*** WORKING DATA Section Begins ***
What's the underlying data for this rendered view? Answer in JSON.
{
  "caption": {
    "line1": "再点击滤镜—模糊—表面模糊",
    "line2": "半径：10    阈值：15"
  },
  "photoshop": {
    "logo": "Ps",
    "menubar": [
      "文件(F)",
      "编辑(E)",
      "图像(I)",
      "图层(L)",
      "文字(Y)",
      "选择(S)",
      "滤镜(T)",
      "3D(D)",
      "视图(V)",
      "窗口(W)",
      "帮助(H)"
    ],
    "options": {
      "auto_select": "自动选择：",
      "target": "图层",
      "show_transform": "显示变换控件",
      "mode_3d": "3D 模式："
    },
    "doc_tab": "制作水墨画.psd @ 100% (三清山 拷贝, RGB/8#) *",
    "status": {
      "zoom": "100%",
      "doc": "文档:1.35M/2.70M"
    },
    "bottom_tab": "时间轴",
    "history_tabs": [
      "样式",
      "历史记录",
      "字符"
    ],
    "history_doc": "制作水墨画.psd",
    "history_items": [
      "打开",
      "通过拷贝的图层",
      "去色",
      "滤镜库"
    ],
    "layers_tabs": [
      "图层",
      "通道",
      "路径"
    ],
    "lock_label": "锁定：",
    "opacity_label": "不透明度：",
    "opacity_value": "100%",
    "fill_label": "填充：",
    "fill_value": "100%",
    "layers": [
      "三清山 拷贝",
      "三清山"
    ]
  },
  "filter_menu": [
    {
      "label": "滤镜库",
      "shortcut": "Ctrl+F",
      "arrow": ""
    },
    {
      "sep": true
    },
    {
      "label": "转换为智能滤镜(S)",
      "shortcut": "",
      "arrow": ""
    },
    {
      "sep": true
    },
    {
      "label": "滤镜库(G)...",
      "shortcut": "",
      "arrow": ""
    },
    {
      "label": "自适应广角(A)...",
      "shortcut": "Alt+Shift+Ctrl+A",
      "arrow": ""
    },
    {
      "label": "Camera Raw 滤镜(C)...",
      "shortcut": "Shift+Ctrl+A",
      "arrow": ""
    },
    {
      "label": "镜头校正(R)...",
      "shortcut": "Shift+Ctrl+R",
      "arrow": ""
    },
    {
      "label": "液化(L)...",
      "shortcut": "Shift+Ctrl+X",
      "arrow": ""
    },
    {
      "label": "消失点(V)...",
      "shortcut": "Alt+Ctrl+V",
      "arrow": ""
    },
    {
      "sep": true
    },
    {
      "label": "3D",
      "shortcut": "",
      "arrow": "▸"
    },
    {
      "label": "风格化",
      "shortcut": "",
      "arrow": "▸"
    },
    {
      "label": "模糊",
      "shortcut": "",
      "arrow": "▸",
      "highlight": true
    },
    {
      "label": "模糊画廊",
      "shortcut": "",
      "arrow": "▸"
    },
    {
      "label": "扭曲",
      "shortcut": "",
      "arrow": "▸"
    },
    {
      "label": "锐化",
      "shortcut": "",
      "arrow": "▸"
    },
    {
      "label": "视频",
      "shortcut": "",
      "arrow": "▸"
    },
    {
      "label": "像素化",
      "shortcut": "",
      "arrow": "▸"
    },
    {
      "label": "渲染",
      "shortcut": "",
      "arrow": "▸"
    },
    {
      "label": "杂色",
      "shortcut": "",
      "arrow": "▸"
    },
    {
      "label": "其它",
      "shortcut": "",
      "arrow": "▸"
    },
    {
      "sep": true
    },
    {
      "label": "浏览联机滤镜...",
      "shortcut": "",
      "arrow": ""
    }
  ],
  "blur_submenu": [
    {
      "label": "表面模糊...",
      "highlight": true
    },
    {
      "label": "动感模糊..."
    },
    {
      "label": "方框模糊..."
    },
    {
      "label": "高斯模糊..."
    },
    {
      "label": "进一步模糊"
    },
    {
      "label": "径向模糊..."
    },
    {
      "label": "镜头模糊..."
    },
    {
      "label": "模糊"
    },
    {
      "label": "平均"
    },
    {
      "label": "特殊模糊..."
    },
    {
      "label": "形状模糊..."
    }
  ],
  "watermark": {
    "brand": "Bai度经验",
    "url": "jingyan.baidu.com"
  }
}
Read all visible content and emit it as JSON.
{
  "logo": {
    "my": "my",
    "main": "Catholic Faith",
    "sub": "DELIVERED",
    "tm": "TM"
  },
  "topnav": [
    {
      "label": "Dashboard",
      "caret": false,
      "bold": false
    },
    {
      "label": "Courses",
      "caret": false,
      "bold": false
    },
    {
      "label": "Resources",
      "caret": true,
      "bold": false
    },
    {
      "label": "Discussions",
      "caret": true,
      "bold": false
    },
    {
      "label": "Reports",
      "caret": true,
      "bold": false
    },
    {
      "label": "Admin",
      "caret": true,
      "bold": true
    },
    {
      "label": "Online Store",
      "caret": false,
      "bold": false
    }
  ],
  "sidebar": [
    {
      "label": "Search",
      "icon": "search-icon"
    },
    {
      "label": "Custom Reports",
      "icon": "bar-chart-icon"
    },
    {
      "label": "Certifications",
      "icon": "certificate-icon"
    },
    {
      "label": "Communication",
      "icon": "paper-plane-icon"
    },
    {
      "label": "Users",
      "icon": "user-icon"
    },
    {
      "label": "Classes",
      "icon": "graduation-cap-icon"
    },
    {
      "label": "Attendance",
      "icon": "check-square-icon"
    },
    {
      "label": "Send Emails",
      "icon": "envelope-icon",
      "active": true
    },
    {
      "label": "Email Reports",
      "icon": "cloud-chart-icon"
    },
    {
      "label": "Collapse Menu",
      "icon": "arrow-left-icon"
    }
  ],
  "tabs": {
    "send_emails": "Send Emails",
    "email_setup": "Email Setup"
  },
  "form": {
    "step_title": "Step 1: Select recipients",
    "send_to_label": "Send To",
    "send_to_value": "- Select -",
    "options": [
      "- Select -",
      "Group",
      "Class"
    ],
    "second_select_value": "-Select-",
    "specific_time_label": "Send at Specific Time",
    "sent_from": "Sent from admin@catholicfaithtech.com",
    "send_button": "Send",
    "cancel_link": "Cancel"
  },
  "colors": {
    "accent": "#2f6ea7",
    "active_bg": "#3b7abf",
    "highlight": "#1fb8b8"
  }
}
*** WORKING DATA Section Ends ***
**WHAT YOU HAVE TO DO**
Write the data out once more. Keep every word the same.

**EXERCISE RESPONSE**
What's the underlying data for this rendered view? Answer in JSON.
{
  "caption": {
    "line1": "再点击滤镜—模糊—表面模糊",
    "line2": "半径：10    阈值：15"
  },
  "photoshop": {
    "logo": "Ps",
    "menubar": [
      "文件(F)",
      "编辑(E)",
      "图像(I)",
      "图层(L)",
      "文字(Y)",
      "选择(S)",
      "滤镜(T)",
      "3D(D)",
      "视图(V)",
      "窗口(W)",
      "帮助(H)"
    ],
    "options": {
      "auto_select": "自动选择：",
      "target": "图层",
      "show_transform": "显示变换控件",
      "mode_3d": "3D 模式："
    },
    "doc_tab": "制作水墨画.psd @ 100% (三清山 拷贝, RGB/8#) *",
    "status": {
      "zoom": "100%",
      "doc": "文档:1.35M/2.70M"
    },
    "bottom_tab": "时间轴",
    "history_tabs": [
      "样式",
      "历史记录",
      "字符"
    ],
    "history_doc": "制作水墨画.psd",
    "history_items": [
      "打开",
      "通过拷贝的图层",
      "去色",
      "滤镜库"
    ],
    "layers_tabs": [
      "图层",
      "通道",
      "路径"
    ],
    "lock_label": "锁定：",
    "opacity_label": "不透明度：",
    "opacity_value": "100%",
    "fill_label": "填充：",
    "fill_value": "100%",
    "layers": [
      "三清山 拷贝",
      "三清山"
    ]
  },
  "filter_menu": [
    {
      "label": "滤镜库",
      "shortcut": "Ctrl+F",
      "arrow": ""
    },
    {
      "sep": true
    },
    {
      "label": "转换为智能滤镜(S)",
      "shortcut": "",
      "arrow": ""
    },
    {
      "sep": true
    },
    {
      "label": "滤镜库(G)...",
      "shortcut": "",
      "arrow": ""
    },
    {
      "label": "自适应广角(A)...",
      "shortcut": "Alt+Shift+Ctrl+A",
      "arrow": ""
    },
    {
      "label": "Camera Raw 滤镜(C)...",
      "shortcut": "Shift+Ctrl+A",
      "arrow": ""
    },
    {
      "label": "镜头校正(R)...",
      "shortcut": "Shift+Ctrl+R",
      "arrow": ""
    },
    {
      "label": "液化(L)...",
      "shortcut": "Shift+Ctrl+X",
      "arrow": ""
    },
    {
      "label": "消失点(V)...",
      "shortcut": "Alt+Ctrl+V",
      "arrow": ""
    },
    {
      "sep": true
    },
    {
      "label": "3D",
      "shortcut": "",
      "arrow": "▸"
    },
    {
      "label": "风格化",
      "shortcut": "",
      "arrow": "▸"
    },
    {
      "label": "模糊",
      "shortcut": "",
      "arrow": "▸",
      "highlight": true
    },
    {
      "label": "模糊画廊",
      "shortcut": "",
      "arrow": "▸"
    },
    {
      "label": "扭曲",
      "shortcut": "",
      "arrow": "▸"
    },
    {
      "label": "锐化",
      "shortcut": "",
      "arrow": "▸"
    },
    {
      "label": "视频",
      "shortcut": "",
      "arrow": "▸"
    },
    {
      "label": "像素化",
      "shortcut": "",
      "arrow": "▸"
    },
    {
      "label": "渲染",
      "shortcut": "",
      "arrow": "▸"
    },
    {
      "label": "杂色",
      "shortcut": "",
      "arrow": "▸"
    },
    {
      "label": "其它",
      "shortcut": "",
      "arrow": "▸"
    },
    {
      "sep": true
    },
    {
      "label": "浏览联机滤镜...",
      "shortcut": "",
      "arrow": ""
    }
  ],
  "blur_submenu": [
    {
      "label": "表面模糊...",
      "highlight": true
    },
    {
      "label": "动感模糊..."
    },
    {
      "label": "方框模糊..."
    },
    {
      "label": "高斯模糊..."
    },
    {
      "label": "进一步模糊"
    },
    {
      "label": "径向模糊..."
    },
    {
      "label": "镜头模糊..."
    },
    {
      "label": "模糊"
    },
    {
      "label": "平均"
    },
    {
      "label": "特殊模糊..."
    },
    {
      "label": "形状模糊..."
    }
  ],
  "watermark": {
    "brand": "Bai度经验",
    "url": "jingyan.baidu.com"
  }
}
Read all visible content and emit it as JSON.
{
  "logo": {
    "my": "my",
    "main": "Catholic Faith",
    "sub": "DELIVERED",
    "tm": "TM"
  },
  "topnav": [
    {
      "label": "Dashboard",
      "caret": false,
      "bold": false
    },
    {
      "label": "Courses",
      "caret": false,
      "bold": false
    },
    {
      "label": "Resources",
      "caret": true,
      "bold": false
    },
    {
      "label": "Discussions",
      "caret": true,
      "bold": false
    },
    {
      "label": "Reports",
      "caret": true,
      "bold": false
    },
    {
      "label": "Admin",
      "caret": true,
      "bold": true
    },
    {
      "label": "Online Store",
      "caret": false,
      "bold": false
    }
  ],
  "sidebar": [
    {
      "label": "Search",
      "icon": "search-icon"
    },
    {
      "label": "Custom Reports",
      "icon": "bar-chart-icon"
    },
    {
      "label": "Certifications",
      "icon": "certificate-icon"
    },
    {
      "label": "Communication",
      "icon": "paper-plane-icon"
    },
    {
      "label": "Users",
      "icon": "user-icon"
    },
    {
      "label": "Classes",
      "icon": "graduation-cap-icon"
    },
    {
      "label": "Attendance",
      "icon": "check-square-icon"
    },
    {
      "label": "Send Emails",
      "icon": "envelope-icon",
      "active": true
    },
    {
      "label": "Email Reports",
      "icon": "cloud-chart-icon"
    },
    {
      "label": "Collapse Menu",
      "icon": "arrow-left-icon"
    }
  ],
  "tabs": {
    "send_emails": "Send Emails",
    "email_setup": "Email Setup"
  },
  "form": {
    "step_title": "Step 1: Select recipients",
    "send_to_label": "Send To",
    "send_to_value": "- Select -",
    "options": [
      "- Select -",
      "Group",
      "Class"
    ],
    "second_select_value": "-Select-",
    "specific_time_label": "Send at Specific Time",
    "sent_from": "Sent from admin@catholicfaithtech.com",
    "send_button": "Send",
    "cancel_link": "Cancel"
  },
  "colors": {
    "accent": "#2f6ea7",
    "active_bg": "#3b7abf",
    "highlight": "#1fb8b8"
  }
}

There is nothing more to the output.